Anthony: Ok, so this question comes up quite often on pretty much every kitchen that we supply, do you install? So as a business we often recommended installers, to anybody I would say always go with the recommendation of the kitchen company supplying the kitchen because they are their installers, they will be installing every single one of their kitchens, so they’re already tried and tested.
Alex: What’s the current trending kitchens, what’s the new gadget or the new tech or where’s the market really heading at the moment just to set the forefront of kitchens?
Anthony: Well what we’re finding a lot of customers now, they’re going more for a matte finish door, so the glossier seems to be fading out although there are some people who still want the gloss, generally developers who assume they know what the end user wants and yeah you know sometimes you’ve got to drag them through and say matte is the way forward.
Alex: And is that actually a sort of hand finished paint that you mean because I know some of the glossy is effectively a high polish plastic, veneer almost.
Anthony: It’s both really, so I mean you’ve got your wrapped doors that are ever in the matte still then you’ve got our hand painted in the higher ends which have always been matte, so what you’re finding is people are wanting to as we said before, create the better look, create the look that looks more expensive, but of a fraction of the price. People are realising actually the higher end ones are hand painted not gloss.
Alex: Fantastic, Antony I’ve got to thank you very much indeed some great insights and some top tips there Now if anyone wants to get in touch with you what’s the best way?
Anthony: So you can get in contact with us through our website which is www.richkitchens.com or you can email us on firstname.lastname@example.org
Alex: That’s great Anthony, really appreciate your time and thank you again.
Following on from Chris’s excellent property hospital question, it brought to mind a question I get asked a lot by my clients, which is when moving house should you use a packing service or is it better to save your money and pack up your house by yourself? Now I personally always suggest using the packing service for the following reasons, firstly it usually costs a lot less than you think. I know a contact of mine in the removals business explained that they keep the extra cost quite small because they’d much rather you let them do it. Their guys have trained to pack things properly and you’re less likely to get breakages. Second point, any breakages that do occur should be covered by the removal firms insurance. If you packed yourself its fairly unlikely to be the case. Thirdly, the removal guys are going to be a serious amount quicker than you and the stress of just having to face it will be lifted from your shoulders. Moving house is one of the most stressful things you can do, so do yourself a favour and let someone else take this on. And the last point but take note, they will pack absolutely everything, down to the very last holey sock in your drawer so do a thorough declutter before moving day so you don’t waste time and money having to unpack rubbish you would have planned to get rid of anyway.
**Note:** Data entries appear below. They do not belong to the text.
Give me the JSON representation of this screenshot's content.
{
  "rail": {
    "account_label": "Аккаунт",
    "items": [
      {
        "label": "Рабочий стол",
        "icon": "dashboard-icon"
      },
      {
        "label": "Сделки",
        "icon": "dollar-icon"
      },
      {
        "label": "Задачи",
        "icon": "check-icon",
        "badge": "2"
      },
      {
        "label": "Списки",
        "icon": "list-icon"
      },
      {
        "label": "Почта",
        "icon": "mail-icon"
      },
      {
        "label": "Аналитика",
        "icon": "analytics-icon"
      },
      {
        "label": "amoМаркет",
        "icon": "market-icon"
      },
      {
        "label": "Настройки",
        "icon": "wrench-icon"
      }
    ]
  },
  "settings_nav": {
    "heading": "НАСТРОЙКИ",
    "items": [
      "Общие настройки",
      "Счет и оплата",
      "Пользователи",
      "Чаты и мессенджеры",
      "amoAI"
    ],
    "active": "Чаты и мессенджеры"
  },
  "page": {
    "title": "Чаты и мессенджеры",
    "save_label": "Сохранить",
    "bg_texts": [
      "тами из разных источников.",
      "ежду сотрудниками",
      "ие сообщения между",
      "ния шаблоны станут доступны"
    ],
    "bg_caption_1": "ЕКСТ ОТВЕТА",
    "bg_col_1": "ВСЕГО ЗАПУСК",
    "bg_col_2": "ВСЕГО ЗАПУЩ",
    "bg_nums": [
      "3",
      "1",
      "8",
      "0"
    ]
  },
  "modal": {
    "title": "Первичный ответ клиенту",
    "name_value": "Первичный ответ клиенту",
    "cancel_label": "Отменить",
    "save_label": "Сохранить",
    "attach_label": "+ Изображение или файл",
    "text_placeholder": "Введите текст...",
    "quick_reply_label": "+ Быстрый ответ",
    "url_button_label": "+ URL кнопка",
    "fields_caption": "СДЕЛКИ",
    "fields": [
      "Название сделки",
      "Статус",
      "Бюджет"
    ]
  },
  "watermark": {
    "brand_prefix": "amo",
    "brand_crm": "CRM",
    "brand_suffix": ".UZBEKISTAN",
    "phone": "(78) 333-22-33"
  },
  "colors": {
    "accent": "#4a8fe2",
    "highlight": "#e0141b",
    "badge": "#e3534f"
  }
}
That’s the Alex Goldstein Property Show and yet again some amazing top tips and features. If you need expert information, videos and up to the minute property news then head over to the website alexgoldstein.co.uk alternatively if you require personalised advice that’s built on 15 years of experience when it comes to buying or selling property just get in touch directly. The next episode is out on 1 July so make sure you tune in for that. Until next time.